    While you do get to what Berryman indicated as their concern—uncertainly over the location of a subsequent magnitude 6+ event—my reading is that you have linked two different things. Doesn’t this more to do with the output of a complex system than ‘levels of evidence’ – ? A difference here is that they would be placed in the position of trying to predict the outcome of one particular complex system, rather than state what is generally true. Sticking my neck out, an analogy might be predicting the outcome of a treatment that is known to have different outcomes in some patients; while you might be able to confidently say what is typically the case, you would struggle to say what might be true for each individual patient.

  • You are right about “closed” systems. Perhaps I should have said “systems for which external variables can be controlled for to a large extent” – but it does not have a very nice ring to it! 🙂

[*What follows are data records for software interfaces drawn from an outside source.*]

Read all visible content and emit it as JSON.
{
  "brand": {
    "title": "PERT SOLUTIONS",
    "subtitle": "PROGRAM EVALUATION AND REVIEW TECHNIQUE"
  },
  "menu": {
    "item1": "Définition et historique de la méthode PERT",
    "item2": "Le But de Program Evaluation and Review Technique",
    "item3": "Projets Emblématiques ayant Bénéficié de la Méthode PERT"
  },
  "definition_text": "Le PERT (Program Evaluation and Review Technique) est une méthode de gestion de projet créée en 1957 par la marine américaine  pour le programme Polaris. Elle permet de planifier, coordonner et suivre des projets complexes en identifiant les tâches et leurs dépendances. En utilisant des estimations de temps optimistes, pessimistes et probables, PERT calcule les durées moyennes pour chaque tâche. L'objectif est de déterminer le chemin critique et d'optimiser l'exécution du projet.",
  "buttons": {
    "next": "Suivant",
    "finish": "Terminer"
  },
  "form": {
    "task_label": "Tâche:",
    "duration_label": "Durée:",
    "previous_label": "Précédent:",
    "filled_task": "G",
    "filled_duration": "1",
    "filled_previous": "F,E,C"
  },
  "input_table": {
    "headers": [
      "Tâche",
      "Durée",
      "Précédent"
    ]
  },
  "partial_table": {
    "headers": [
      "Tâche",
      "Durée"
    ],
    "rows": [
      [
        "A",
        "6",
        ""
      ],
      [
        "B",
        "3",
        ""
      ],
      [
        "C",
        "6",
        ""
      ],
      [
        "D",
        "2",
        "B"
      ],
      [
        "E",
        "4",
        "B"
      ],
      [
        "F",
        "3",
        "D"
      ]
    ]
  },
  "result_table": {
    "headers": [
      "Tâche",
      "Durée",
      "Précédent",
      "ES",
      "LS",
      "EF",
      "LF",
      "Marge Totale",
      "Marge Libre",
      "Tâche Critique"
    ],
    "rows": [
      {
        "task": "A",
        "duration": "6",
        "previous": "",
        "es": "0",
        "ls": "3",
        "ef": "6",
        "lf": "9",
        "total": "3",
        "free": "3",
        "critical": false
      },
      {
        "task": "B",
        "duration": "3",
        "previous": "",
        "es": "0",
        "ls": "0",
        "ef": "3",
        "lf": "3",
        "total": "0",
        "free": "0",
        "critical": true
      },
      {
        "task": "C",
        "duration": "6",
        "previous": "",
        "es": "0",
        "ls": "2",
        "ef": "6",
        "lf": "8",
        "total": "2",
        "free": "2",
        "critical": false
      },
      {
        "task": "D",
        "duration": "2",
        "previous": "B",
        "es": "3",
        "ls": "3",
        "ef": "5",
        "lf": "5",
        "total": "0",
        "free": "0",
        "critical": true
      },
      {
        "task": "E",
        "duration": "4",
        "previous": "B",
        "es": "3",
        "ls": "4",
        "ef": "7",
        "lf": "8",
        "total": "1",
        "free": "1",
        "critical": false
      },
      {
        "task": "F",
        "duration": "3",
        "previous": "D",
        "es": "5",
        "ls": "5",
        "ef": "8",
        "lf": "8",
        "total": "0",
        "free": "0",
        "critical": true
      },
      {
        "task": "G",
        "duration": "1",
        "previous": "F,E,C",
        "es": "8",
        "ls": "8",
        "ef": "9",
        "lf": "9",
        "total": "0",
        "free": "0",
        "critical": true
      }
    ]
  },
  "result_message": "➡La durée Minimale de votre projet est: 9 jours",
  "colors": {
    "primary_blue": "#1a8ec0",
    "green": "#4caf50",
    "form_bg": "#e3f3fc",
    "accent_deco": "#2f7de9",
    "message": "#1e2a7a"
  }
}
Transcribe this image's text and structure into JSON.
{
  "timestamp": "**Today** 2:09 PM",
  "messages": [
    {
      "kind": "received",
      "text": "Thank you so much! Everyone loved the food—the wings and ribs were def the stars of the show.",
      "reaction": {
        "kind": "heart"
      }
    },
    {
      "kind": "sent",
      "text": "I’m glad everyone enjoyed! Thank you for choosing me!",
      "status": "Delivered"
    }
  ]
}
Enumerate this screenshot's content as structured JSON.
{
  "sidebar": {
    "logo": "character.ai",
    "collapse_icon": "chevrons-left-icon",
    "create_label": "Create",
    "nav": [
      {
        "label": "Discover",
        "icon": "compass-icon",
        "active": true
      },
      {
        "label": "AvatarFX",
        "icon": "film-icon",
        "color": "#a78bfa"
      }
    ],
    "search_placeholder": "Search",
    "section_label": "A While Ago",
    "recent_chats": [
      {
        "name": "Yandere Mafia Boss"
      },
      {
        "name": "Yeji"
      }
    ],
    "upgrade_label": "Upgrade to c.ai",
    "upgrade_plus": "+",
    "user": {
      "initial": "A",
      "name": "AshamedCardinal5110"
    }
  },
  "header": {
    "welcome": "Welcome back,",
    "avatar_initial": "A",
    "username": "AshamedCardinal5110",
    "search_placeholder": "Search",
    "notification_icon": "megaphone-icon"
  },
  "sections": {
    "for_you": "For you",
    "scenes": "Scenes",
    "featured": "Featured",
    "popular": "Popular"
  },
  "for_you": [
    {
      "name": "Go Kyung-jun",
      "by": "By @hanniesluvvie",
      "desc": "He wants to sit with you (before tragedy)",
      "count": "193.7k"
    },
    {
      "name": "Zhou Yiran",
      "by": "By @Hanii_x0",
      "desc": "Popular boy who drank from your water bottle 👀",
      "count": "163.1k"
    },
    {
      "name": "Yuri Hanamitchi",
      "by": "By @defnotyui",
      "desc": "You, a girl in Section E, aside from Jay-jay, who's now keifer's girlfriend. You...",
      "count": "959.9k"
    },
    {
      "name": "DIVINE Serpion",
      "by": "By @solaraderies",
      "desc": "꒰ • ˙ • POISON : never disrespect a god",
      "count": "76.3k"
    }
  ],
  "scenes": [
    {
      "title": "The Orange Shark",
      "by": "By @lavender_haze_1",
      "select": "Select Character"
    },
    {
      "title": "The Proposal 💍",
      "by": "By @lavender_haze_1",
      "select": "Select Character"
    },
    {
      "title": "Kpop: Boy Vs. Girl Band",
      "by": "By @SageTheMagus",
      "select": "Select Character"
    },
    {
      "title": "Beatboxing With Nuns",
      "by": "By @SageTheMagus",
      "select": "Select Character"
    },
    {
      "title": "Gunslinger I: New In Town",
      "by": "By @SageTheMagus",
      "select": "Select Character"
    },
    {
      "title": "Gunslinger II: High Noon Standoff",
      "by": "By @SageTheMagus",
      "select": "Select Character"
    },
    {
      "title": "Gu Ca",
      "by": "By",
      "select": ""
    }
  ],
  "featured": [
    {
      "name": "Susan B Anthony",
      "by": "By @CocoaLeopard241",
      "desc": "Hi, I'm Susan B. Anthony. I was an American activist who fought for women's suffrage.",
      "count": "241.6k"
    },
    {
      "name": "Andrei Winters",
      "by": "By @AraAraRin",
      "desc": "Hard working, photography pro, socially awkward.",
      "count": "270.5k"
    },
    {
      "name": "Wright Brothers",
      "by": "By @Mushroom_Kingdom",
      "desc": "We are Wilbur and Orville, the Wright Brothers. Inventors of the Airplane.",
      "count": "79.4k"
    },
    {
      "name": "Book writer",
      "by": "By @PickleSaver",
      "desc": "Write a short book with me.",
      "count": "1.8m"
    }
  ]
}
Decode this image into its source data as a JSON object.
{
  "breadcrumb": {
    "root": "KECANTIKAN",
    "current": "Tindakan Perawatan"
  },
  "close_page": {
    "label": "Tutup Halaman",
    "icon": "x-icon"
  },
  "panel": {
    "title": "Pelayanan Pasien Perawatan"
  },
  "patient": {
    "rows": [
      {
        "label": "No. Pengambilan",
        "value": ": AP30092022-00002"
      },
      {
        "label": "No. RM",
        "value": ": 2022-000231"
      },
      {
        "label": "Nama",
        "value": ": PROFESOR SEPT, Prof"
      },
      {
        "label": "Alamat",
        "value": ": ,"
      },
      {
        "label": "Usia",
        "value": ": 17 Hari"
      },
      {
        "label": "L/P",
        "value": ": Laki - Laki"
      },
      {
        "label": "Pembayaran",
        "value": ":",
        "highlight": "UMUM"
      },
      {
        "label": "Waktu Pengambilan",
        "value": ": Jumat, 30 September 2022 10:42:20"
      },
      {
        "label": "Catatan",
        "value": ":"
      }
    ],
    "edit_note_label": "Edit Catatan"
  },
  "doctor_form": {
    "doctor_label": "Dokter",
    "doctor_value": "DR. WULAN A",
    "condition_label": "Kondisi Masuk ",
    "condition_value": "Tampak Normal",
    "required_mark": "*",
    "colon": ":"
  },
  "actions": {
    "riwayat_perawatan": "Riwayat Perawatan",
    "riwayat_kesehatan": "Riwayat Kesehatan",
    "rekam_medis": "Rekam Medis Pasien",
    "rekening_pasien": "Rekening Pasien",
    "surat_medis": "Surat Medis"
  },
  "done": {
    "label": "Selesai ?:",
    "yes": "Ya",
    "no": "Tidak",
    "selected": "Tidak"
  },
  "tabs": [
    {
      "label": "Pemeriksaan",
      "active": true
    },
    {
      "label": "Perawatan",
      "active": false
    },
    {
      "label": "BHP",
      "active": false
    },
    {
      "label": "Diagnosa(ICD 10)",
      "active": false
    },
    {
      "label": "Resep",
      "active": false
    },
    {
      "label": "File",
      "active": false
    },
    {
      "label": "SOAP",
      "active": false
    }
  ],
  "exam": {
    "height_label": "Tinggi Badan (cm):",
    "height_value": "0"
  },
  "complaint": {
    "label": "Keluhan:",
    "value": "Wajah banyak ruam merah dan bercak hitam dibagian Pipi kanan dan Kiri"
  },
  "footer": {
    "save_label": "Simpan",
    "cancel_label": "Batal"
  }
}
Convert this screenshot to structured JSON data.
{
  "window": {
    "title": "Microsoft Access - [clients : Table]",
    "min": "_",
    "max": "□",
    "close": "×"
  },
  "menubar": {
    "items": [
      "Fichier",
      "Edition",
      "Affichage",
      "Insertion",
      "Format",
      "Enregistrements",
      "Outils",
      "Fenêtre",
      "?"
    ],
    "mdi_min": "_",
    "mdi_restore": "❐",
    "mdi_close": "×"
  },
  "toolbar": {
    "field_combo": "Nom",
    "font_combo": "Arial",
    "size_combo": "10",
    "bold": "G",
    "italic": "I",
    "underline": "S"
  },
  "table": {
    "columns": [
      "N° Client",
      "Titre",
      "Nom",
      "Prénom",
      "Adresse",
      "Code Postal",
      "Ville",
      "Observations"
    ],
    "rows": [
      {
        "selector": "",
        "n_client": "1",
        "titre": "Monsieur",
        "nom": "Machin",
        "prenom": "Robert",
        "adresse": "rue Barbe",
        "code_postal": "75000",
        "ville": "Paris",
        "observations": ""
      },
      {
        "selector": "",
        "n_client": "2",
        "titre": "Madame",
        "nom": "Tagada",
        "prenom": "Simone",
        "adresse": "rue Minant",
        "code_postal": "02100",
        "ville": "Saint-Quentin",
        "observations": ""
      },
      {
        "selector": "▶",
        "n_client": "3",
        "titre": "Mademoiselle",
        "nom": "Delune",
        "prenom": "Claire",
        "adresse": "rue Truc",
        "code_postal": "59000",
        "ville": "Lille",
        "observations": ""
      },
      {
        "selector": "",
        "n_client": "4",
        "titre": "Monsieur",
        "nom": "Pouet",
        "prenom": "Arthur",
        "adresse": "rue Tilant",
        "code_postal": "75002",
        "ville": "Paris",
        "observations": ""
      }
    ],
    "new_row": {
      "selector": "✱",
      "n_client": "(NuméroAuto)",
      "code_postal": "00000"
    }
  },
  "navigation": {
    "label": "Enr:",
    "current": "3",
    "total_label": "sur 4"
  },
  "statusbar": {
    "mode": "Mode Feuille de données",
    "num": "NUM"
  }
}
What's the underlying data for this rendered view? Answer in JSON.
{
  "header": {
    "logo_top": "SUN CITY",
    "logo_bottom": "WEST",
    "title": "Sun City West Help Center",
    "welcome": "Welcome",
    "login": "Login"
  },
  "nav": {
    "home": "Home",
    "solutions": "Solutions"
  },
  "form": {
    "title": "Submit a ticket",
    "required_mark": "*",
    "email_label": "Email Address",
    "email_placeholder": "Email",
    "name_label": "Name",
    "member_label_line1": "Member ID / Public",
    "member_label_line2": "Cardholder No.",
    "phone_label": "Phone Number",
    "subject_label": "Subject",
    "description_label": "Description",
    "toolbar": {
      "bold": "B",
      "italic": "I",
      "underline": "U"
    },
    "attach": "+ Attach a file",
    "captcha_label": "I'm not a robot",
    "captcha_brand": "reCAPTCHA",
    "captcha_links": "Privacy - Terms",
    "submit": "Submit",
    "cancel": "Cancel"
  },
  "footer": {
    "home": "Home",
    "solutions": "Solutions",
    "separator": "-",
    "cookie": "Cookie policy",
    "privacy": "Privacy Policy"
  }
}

    I get your point about outcome and levels of evidence, but I would contend that our models for these complex systems are an attempt to predict the outcomes of said systems. All models require input from our evidence base to construct. The weaker the level of evidence, the poorer the model, so outcome and evidence are strongly related.

    If geologists could gather sufficient data to account for all significant variables, it may be they could produce a model that made local predictions with sufficient accuracy. I suspect this will not be eventuating any time soon.

  • “I would contend that our models for these complex systems are an attempt to predict the outcomes of said systems.”

    I said that! 🙂 (See “trying to predict the outcome of one particular complex system”.)

    With that in mind, I think you’re doing the rather exasperating thing of saying the same as the other person while at the same time not seeing how you’re getting it wrong.

    They’re effectively being asked to predict the outcome of a single case, not a reporting what’s typical (which is what trials yield). The two are fundamentally different. The problems of modelling a complex system are more than, and separate too, the issue of ‘levels of evidence’. You can know a good deal about general properties of a system, or individual components, but still (i.e. inherently) not make definitive statements about single cases especially if the mechanisms (something trials generally don’t reveal) are many and interact in complex ways differing in subtle ways.

    This issue with complex systems modelling is very important. It affects biological modelling, too.

  • Excuse my third paragraph – meant to edit the post further – but it is frustrating when people repeat what you’ve said back at you, not realising what they’re missing!

  • Sorry to exasperate you, Grant…. 🙂 I suspect we are actually in agreement but talking from opposite ends of a problem.

    I accept that there is more to modelling than the single issue of how good your data is. But sooner or later it all comes back to the verifiability of your models. At an observational level your natural outcomes form as much apart of your data as a specific trial. After all, what you are trying to do is feed back this information to your model – to try and gain understanding of the underlying mechanisms in action – then alter your model to a more accurate version.

  • My re-reading of this is your article confused as your term “level of evidence” to me appeared to switch mid-article from “levels of evidence” for inputs to confidence estimates in outputs – models use both.

    Having said that I’m not quite convinced that you get what I’m saying about modeling complex systems (!) as your reply goes further afield writing about feedback to try derive mechanisms, and verifiability, neither of which has anything to do with what I was pointing out.

    I was trying to point out that with complex systems, you can inherently not be able to model the state of individual elements within a system because of a mix of the complexity in the system and uncertainly (however slight), i.e. nothing to do with imput “levels of evidence” but a reflection on the nature of complex systems in and of themselves.